:: Source records ::

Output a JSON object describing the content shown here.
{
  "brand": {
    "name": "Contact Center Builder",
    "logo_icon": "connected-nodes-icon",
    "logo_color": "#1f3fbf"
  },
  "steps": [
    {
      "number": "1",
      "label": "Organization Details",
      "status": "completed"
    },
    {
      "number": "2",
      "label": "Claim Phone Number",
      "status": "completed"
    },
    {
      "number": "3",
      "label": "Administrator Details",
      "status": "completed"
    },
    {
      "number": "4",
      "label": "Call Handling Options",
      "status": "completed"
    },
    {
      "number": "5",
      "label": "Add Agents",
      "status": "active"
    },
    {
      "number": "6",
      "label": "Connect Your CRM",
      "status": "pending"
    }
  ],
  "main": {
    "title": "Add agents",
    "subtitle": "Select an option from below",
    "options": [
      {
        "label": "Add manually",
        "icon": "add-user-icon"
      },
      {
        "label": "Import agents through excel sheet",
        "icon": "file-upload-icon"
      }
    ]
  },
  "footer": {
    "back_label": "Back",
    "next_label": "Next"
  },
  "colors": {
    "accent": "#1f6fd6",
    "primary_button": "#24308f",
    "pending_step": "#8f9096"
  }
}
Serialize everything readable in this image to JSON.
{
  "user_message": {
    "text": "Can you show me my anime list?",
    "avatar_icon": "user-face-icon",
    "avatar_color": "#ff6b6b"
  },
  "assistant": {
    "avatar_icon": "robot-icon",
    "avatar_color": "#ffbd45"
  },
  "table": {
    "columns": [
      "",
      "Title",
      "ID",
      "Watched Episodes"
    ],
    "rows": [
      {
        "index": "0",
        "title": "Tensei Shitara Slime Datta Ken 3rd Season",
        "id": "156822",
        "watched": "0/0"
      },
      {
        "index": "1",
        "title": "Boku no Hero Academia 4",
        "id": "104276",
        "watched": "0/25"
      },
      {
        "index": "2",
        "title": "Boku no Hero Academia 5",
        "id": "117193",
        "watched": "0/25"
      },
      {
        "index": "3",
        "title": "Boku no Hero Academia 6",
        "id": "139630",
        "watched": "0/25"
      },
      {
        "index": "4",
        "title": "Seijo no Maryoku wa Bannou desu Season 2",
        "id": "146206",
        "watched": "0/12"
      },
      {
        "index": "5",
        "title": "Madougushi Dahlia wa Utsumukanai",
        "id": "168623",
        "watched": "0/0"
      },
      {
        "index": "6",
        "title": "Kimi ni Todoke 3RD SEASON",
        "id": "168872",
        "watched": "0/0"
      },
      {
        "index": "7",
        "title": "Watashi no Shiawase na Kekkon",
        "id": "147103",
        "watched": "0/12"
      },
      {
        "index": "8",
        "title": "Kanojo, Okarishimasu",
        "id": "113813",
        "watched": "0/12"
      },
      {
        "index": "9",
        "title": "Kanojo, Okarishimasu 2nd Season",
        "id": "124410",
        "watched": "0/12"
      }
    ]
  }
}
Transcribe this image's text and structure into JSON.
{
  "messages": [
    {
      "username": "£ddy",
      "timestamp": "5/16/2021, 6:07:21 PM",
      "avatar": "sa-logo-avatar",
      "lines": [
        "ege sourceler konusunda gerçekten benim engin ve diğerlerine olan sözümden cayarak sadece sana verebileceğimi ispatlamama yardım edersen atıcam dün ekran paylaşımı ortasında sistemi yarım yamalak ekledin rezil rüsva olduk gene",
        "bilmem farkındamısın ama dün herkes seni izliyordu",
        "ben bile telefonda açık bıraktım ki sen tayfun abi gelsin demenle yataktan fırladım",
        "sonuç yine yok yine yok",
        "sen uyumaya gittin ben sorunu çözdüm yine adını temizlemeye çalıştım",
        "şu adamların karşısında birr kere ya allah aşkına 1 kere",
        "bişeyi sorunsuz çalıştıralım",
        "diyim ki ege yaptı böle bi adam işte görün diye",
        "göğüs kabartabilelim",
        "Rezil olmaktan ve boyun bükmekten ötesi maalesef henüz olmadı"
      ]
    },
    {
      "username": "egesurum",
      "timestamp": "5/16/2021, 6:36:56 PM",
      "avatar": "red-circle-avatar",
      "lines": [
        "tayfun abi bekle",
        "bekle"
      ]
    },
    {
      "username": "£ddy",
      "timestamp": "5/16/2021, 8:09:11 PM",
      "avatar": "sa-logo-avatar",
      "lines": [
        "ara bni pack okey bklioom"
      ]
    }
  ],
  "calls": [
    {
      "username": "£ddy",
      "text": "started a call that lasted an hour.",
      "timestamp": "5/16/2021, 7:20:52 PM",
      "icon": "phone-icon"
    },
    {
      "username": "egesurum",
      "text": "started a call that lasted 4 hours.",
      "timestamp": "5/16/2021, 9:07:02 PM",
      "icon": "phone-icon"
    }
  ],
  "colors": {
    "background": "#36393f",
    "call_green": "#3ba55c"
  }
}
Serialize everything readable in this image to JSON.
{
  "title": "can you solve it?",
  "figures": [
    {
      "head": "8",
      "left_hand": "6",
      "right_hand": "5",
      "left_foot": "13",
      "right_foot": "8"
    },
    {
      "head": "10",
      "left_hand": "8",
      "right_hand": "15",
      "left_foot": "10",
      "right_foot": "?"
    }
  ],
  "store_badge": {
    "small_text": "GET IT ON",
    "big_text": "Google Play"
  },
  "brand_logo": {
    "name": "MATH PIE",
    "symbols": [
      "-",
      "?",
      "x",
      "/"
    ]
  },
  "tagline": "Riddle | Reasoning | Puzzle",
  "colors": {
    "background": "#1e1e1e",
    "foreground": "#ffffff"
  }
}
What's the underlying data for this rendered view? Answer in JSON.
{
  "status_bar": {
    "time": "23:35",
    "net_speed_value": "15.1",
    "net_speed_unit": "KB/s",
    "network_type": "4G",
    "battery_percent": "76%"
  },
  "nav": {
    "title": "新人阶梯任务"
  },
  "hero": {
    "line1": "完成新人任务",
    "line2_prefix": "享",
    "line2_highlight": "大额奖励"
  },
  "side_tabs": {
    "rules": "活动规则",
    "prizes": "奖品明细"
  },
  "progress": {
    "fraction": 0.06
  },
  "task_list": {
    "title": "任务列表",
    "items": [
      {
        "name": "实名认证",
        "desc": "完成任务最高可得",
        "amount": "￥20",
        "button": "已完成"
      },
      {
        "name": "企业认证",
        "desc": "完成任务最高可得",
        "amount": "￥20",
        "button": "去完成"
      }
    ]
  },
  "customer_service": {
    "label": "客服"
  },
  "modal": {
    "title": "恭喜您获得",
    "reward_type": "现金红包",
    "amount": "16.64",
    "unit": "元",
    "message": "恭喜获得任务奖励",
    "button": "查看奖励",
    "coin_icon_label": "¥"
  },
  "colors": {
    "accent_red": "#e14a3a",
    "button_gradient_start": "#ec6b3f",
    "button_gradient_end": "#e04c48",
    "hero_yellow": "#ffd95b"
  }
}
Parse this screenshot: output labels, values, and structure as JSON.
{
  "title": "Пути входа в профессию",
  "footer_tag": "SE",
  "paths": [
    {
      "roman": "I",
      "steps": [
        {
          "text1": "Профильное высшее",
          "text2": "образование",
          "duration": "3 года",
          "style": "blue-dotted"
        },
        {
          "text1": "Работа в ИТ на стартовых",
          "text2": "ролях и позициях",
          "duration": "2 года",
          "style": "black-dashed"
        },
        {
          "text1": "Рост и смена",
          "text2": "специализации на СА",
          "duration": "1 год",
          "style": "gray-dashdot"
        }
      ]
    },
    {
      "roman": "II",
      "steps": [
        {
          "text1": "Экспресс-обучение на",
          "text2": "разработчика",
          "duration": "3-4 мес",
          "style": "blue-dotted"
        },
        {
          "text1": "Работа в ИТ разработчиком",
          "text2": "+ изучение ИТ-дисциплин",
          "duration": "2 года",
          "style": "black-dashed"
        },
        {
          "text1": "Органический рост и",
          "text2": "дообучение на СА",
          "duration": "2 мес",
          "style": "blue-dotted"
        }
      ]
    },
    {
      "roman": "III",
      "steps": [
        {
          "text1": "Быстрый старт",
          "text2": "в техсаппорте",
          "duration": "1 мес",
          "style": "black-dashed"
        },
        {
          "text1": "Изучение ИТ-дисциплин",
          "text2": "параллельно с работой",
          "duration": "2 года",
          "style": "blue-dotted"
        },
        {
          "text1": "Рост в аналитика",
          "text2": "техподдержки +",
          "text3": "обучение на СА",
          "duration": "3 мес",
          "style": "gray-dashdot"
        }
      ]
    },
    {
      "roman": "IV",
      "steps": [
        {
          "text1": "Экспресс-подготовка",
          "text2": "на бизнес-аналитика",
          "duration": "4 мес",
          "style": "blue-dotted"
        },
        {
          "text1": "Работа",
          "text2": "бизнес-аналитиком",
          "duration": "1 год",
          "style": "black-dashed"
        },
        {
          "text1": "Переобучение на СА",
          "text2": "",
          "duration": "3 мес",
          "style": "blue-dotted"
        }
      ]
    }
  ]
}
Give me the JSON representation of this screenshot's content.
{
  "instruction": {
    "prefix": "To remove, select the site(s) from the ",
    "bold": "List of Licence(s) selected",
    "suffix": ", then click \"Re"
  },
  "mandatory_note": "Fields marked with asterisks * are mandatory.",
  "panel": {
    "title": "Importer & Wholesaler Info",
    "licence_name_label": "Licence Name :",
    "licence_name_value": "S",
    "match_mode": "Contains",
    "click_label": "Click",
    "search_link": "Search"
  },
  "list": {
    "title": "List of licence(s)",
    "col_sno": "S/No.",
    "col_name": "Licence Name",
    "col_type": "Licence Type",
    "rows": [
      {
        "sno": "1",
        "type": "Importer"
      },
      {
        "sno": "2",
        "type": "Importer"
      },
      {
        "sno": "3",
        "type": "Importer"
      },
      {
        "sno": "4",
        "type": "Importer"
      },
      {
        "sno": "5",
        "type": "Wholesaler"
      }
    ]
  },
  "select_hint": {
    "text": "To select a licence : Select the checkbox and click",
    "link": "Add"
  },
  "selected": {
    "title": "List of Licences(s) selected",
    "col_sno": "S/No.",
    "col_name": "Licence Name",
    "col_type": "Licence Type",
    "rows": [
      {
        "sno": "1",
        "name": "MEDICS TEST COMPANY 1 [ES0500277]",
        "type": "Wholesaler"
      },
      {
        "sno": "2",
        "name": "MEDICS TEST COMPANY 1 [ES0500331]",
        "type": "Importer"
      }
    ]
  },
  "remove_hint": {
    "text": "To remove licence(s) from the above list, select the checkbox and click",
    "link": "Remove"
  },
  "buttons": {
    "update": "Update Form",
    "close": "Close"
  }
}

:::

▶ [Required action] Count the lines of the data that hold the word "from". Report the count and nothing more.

▶ [Final answer] 3